> [WHAT IS NEEDED]: The full listing, exactly as written and with no images, is the expected output.

> [EXCERPTED DATA]:
■ ■ ■ ■ ■ ■ ■

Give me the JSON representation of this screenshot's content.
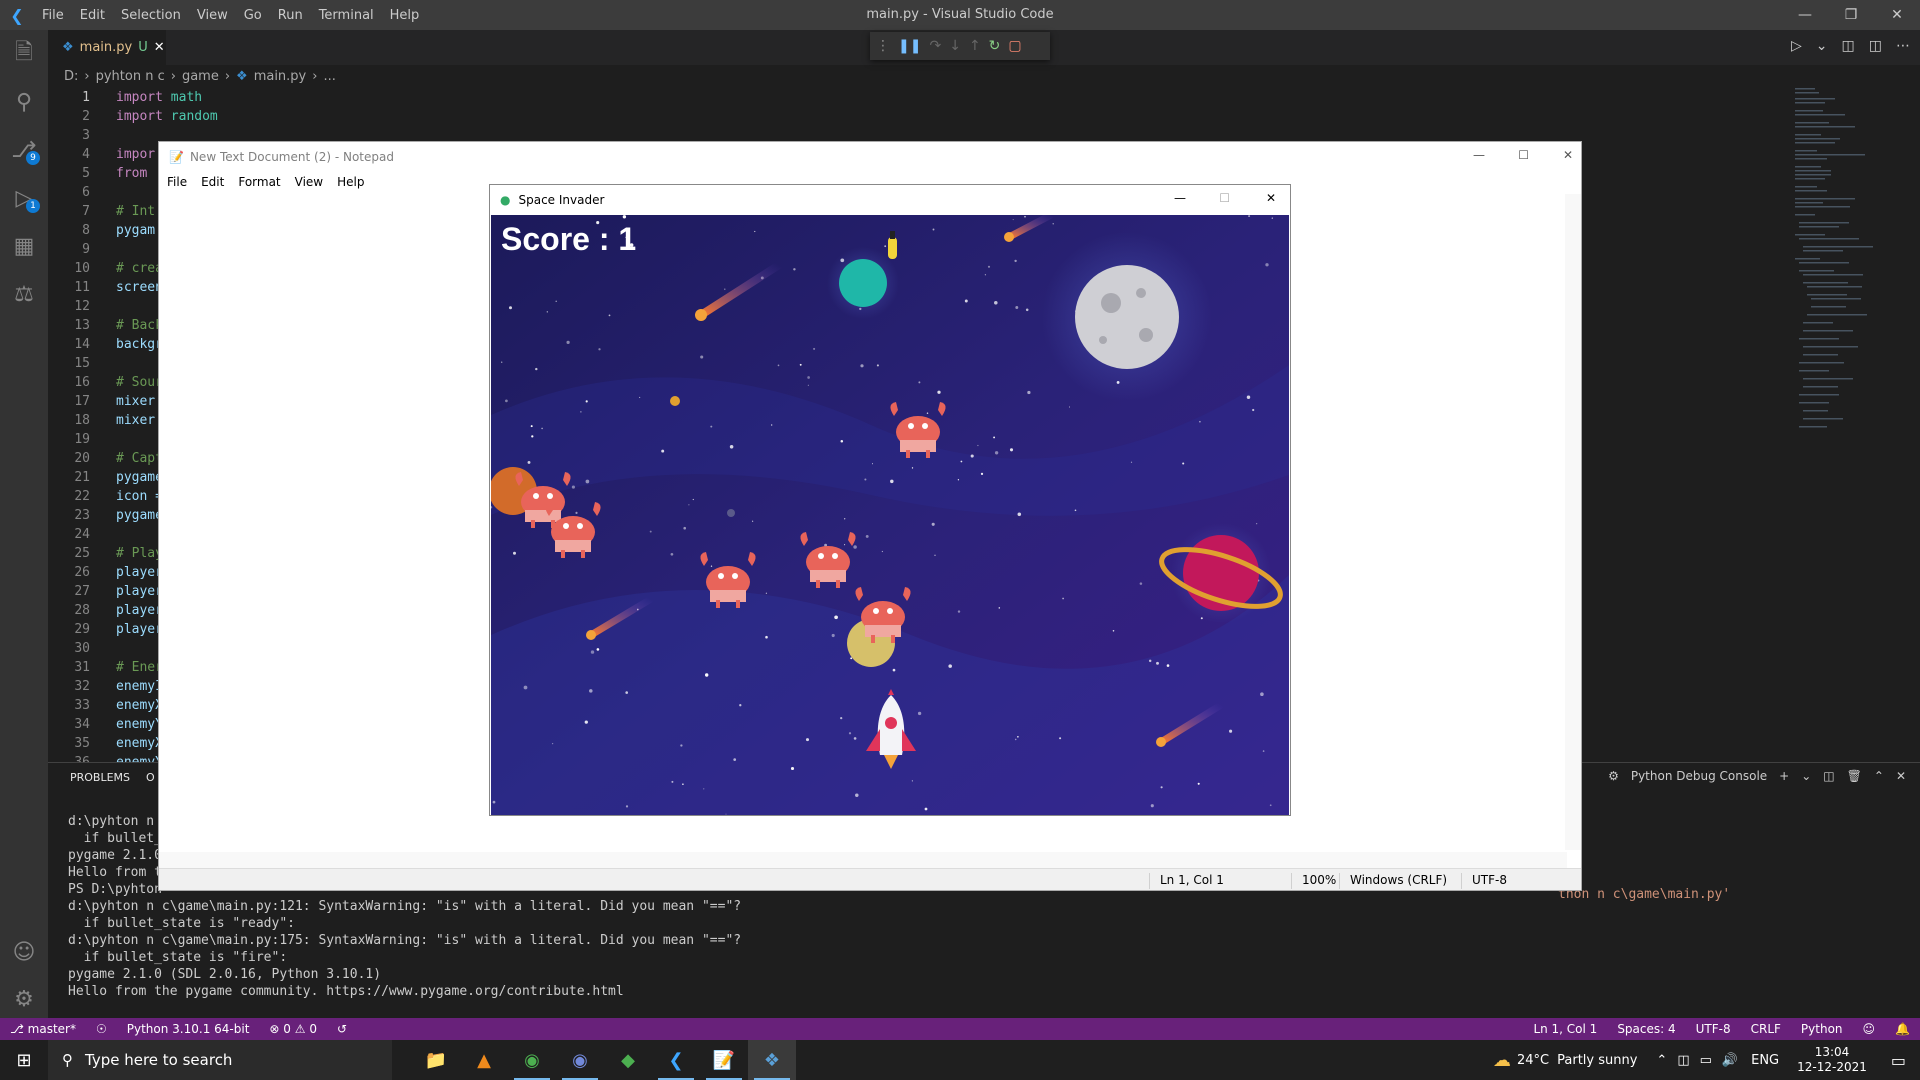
{
  "vscode": {
    "menu": [
      "File",
      "Edit",
      "Selection",
      "View",
      "Go",
      "Run",
      "Terminal",
      "Help"
    ],
    "title": "main.py - Visual Studio Code",
    "tab": {
      "name": "main.py",
      "status": "U"
    },
    "breadcrumb": [
      "D:",
      "pyhton n c",
      "game",
      "main.py",
      "..."
    ],
    "badges": {
      "source_control": "9",
      "debug": "1"
    },
    "code_lines": [
      {
        "n": "1",
        "t": "import math"
      },
      {
        "n": "2",
        "t": "import random"
      },
      {
        "n": "3",
        "t": ""
      },
      {
        "n": "4",
        "t": "impor"
      },
      {
        "n": "5",
        "t": "from"
      },
      {
        "n": "6",
        "t": ""
      },
      {
        "n": "7",
        "t": "# Int"
      },
      {
        "n": "8",
        "t": "pygam"
      },
      {
        "n": "9",
        "t": ""
      },
      {
        "n": "10",
        "t": "# crea"
      },
      {
        "n": "11",
        "t": "screen"
      },
      {
        "n": "12",
        "t": ""
      },
      {
        "n": "13",
        "t": "# Back"
      },
      {
        "n": "14",
        "t": "backgr"
      },
      {
        "n": "15",
        "t": ""
      },
      {
        "n": "16",
        "t": "# Sour"
      },
      {
        "n": "17",
        "t": "mixer."
      },
      {
        "n": "18",
        "t": "mixer."
      },
      {
        "n": "19",
        "t": ""
      },
      {
        "n": "20",
        "t": "# Capt"
      },
      {
        "n": "21",
        "t": "pygame"
      },
      {
        "n": "22",
        "t": "icon ="
      },
      {
        "n": "23",
        "t": "pygame"
      },
      {
        "n": "24",
        "t": ""
      },
      {
        "n": "25",
        "t": "# Play"
      },
      {
        "n": "26",
        "t": "player"
      },
      {
        "n": "27",
        "t": "player"
      },
      {
        "n": "28",
        "t": "player"
      },
      {
        "n": "29",
        "t": "player"
      },
      {
        "n": "30",
        "t": ""
      },
      {
        "n": "31",
        "t": "# Ener"
      },
      {
        "n": "32",
        "t": "enemyI"
      },
      {
        "n": "33",
        "t": "enemyX"
      },
      {
        "n": "34",
        "t": "enemyY"
      },
      {
        "n": "35",
        "t": "enemyX"
      },
      {
        "n": "36",
        "t": "enemyY"
      }
    ],
    "panel": {
      "tabs": [
        "PROBLEMS",
        "O"
      ],
      "console": "Python Debug Console",
      "right_path": "thon n c\\game\\main.py'",
      "terminal": [
        "d:\\pyhton n c",
        "  if bullet_s",
        "pygame 2.1.0",
        "Hello from th",
        "PS D:\\pyhton",
        "d:\\pyhton n c\\game\\main.py:121: SyntaxWarning: \"is\" with a literal. Did you mean \"==\"?",
        "  if bullet_state is \"ready\":",
        "d:\\pyhton n c\\game\\main.py:175: SyntaxWarning: \"is\" with a literal. Did you mean \"==\"?",
        "  if bullet_state is \"fire\":",
        "pygame 2.1.0 (SDL 2.0.16, Python 3.10.1)",
        "Hello from the pygame community. https://www.pygame.org/contribute.html"
      ]
    },
    "status": {
      "branch": "master*",
      "interpreter": "Python 3.10.1 64-bit",
      "errors": "0",
      "warnings": "0",
      "position": "Ln 1, Col 1",
      "spaces": "Spaces: 4",
      "encoding": "UTF-8",
      "eol": "CRLF",
      "language": "Python"
    }
  },
  "notepad": {
    "title": "New Text Document (2) - Notepad",
    "menu": [
      "File",
      "Edit",
      "Format",
      "View",
      "Help"
    ],
    "status": {
      "position": "Ln 1, Col 1",
      "zoom": "100%",
      "eol": "Windows (CRLF)",
      "encoding": "UTF-8"
    }
  },
  "game": {
    "title": "Space Invader",
    "score_text": "Score : 1",
    "colors": {
      "bg_top": "#22185e",
      "bg_bottom": "#351f8a",
      "crab": "#e8645a"
    }
  },
  "taskbar": {
    "search_placeholder": "Type here to search",
    "weather": "24°C",
    "weather_text": "Partly sunny",
    "lang": "ENG",
    "time": "13:04",
    "date": "12-12-2021"
  }
}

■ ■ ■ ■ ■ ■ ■

> [ANSWER]:
Give me the JSON representation of this screenshot's content.
{
  "vscode": {
    "menu": [
      "File",
      "Edit",
      "Selection",
      "View",
      "Go",
      "Run",
      "Terminal",
      "Help"
    ],
    "title": "main.py - Visual Studio Code",
    "tab": {
      "name": "main.py",
      "status": "U"
    },
    "breadcrumb": [
      "D:",
      "pyhton n c",
      "game",
      "main.py",
      "..."
    ],
    "badges": {
      "source_control": "9",
      "debug": "1"
    },
    "code_lines": [
      {
        "n": "1",
        "t": "import math"
      },
      {
        "n": "2",
        "t": "import random"
      },
      {
        "n": "3",
        "t": ""
      },
      {
        "n": "4",
        "t": "impor"
      },
      {
        "n": "5",
        "t": "from"
      },
      {
        "n": "6",
        "t": ""
      },
      {
        "n": "7",
        "t": "# Int"
      },
      {
        "n": "8",
        "t": "pygam"
      },
      {
        "n": "9",
        "t": ""
      },
      {
        "n": "10",
        "t": "# crea"
      },
      {
        "n": "11",
        "t": "screen"
      },
      {
        "n": "12",
        "t": ""
      },
      {
        "n": "13",
        "t": "# Back"
      },
      {
        "n": "14",
        "t": "backgr"
      },
      {
        "n": "15",
        "t": ""
      },
      {
        "n": "16",
        "t": "# Sour"
      },
      {
        "n": "17",
        "t": "mixer."
      },
      {
        "n": "18",
        "t": "mixer."
      },
      {
        "n": "19",
        "t": ""
      },
      {
        "n": "20",
        "t": "# Capt"
      },
      {
        "n": "21",
        "t": "pygame"
      },
      {
        "n": "22",
        "t": "icon ="
      },
      {
        "n": "23",
        "t": "pygame"
      },
      {
        "n": "24",
        "t": ""
      },
      {
        "n": "25",
        "t": "# Play"
      },
      {
        "n": "26",
        "t": "player"
      },
      {
        "n": "27",
        "t": "player"
      },
      {
        "n": "28",
        "t": "player"
      },
      {
        "n": "29",
        "t": "player"
      },
      {
        "n": "30",
        "t": ""
      },
      {
        "n": "31",
        "t": "# Ener"
      },
      {
        "n": "32",
        "t": "enemyI"
      },
      {
        "n": "33",
        "t": "enemyX"
      },
      {
        "n": "34",
        "t": "enemyY"
      },
      {
        "n": "35",
        "t": "enemyX"
      },
      {
        "n": "36",
        "t": "enemyY"
      }
    ],
    "panel": {
      "tabs": [
        "PROBLEMS",
        "O"
      ],
      "console": "Python Debug Console",
      "right_path": "thon n c\\game\\main.py'",
      "terminal": [
        "d:\\pyhton n c",
        "  if bullet_s",
        "pygame 2.1.0",
        "Hello from th",
        "PS D:\\pyhton",
        "d:\\pyhton n c\\game\\main.py:121: SyntaxWarning: \"is\" with a literal. Did you mean \"==\"?",
        "  if bullet_state is \"ready\":",
        "d:\\pyhton n c\\game\\main.py:175: SyntaxWarning: \"is\" with a literal. Did you mean \"==\"?",
        "  if bullet_state is \"fire\":",
        "pygame 2.1.0 (SDL 2.0.16, Python 3.10.1)",
        "Hello from the pygame community. https://www.pygame.org/contribute.html"
      ]
    },
    "status": {
      "branch": "master*",
      "interpreter": "Python 3.10.1 64-bit",
      "errors": "0",
      "warnings": "0",
      "position": "Ln 1, Col 1",
      "spaces": "Spaces: 4",
      "encoding": "UTF-8",
      "eol": "CRLF",
      "language": "Python"
    }
  },
  "notepad": {
    "title": "New Text Document (2) - Notepad",
    "menu": [
      "File",
      "Edit",
      "Format",
      "View",
      "Help"
    ],
    "status": {
      "position": "Ln 1, Col 1",
      "zoom": "100%",
      "eol": "Windows (CRLF)",
      "encoding": "UTF-8"
    }
  },
  "game": {
    "title": "Space Invader",
    "score_text": "Score : 1",
    "colors": {
      "bg_top": "#22185e",
      "bg_bottom": "#351f8a",
      "crab": "#e8645a"
    }
  },
  "taskbar": {
    "search_placeholder": "Type here to search",
    "weather": "24°C",
    "weather_text": "Partly sunny",
    "lang": "ENG",
    "time": "13:04",
    "date": "12-12-2021"
  }
}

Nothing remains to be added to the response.